In a history of invention like no other, science “evangelist” Ainissa Ramirez goes behind the eureka! moments of the last three centuries to show how the materials humans have shaped us in return.
In her book The Alchemy of Us, Ramirez explores the little known histories of science: how our pursuit of precision in timepieces changed how we sleep; how the railroad helped commercialize Christmas; how the necessary brevity of the telegram influenced Hemingway's writing style; and how a young chemist exposed the use of Polaroid's cameras to create passbooks to track black citizens in apartheid, South Africa.
Along the way, Ainissa will introduce us to the “hidden figures” of technological history—the women and minorities whose invaluable contributions time chose to forget.
Watch the video recording of this session below.
About the Book
The Alchemy of Us examines eight inventions—clocks, steel rails, copper communication cables, photographic film, light bulbs, hard disks, scientific labware, and silicon chips—and reveals how they shaped the human experience.
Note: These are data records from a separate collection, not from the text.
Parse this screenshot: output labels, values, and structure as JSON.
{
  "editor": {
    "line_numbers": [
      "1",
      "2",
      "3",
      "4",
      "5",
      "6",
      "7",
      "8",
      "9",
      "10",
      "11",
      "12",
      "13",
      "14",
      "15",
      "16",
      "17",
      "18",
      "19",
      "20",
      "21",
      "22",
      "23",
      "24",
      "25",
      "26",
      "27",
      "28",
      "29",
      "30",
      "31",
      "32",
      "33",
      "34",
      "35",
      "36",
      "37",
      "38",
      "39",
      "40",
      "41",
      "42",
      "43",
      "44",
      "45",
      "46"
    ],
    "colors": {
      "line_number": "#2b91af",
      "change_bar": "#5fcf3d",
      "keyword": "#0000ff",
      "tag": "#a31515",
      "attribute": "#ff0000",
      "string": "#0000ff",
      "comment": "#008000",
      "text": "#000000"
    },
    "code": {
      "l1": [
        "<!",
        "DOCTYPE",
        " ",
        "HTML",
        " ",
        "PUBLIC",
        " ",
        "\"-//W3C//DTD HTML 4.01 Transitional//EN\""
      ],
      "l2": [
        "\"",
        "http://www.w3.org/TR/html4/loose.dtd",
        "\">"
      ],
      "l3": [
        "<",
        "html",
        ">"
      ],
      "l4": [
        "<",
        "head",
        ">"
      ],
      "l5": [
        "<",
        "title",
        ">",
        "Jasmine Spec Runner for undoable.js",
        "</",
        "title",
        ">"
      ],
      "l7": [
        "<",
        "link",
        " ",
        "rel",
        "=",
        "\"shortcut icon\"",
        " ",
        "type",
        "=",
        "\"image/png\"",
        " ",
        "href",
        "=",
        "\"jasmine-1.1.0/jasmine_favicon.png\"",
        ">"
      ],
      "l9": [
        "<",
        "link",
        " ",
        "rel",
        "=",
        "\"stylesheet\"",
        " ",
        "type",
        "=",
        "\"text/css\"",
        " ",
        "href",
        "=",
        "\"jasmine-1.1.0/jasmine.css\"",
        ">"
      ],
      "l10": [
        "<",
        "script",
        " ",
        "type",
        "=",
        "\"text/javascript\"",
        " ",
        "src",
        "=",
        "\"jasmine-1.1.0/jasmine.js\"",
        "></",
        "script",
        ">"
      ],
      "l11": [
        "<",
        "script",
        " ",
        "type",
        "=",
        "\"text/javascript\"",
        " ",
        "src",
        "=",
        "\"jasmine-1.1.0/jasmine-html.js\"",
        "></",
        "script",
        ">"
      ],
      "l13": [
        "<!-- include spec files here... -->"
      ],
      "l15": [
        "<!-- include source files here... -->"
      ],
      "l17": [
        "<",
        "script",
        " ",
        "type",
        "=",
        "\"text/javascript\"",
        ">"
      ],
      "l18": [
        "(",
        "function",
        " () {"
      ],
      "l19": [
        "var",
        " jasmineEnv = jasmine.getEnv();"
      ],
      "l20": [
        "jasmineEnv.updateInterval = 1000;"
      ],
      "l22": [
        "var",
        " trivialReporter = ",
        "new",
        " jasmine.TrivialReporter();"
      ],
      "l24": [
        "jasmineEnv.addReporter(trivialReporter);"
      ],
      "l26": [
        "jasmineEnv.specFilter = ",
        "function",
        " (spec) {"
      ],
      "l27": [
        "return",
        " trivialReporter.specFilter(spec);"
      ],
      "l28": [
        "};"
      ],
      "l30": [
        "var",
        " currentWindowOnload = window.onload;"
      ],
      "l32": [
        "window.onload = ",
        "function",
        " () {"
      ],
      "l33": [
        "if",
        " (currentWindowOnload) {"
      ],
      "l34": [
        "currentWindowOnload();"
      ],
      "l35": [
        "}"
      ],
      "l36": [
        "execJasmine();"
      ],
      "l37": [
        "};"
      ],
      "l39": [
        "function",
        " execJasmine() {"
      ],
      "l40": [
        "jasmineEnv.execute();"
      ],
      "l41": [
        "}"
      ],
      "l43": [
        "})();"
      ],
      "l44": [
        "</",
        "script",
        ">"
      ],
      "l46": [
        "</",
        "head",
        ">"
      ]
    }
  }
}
Ramirez tells the stories of the woman who sold time, the inventor who inspired Edison, and the hotheaded undertaker whose invention pointed the way to the computer.
Ramirez shows not only how materials were shaped by inventors but also how those materials shaped culture, chronicling each invention and its consequences—intended and unintended. Filling in the gaps left by other books about technology, Ramirez showcases little-known inventors—particularly people of color and women—who had a significant impact but whose accomplishments have been hidden by mythmaking, bias, and convention. Doing so, she shows us the power of telling inclusive stories about technology. She also shows that innovation is universal—whether it's splicing beats with two turntables and a microphone or splicing genes with two test tubes and CRISPR.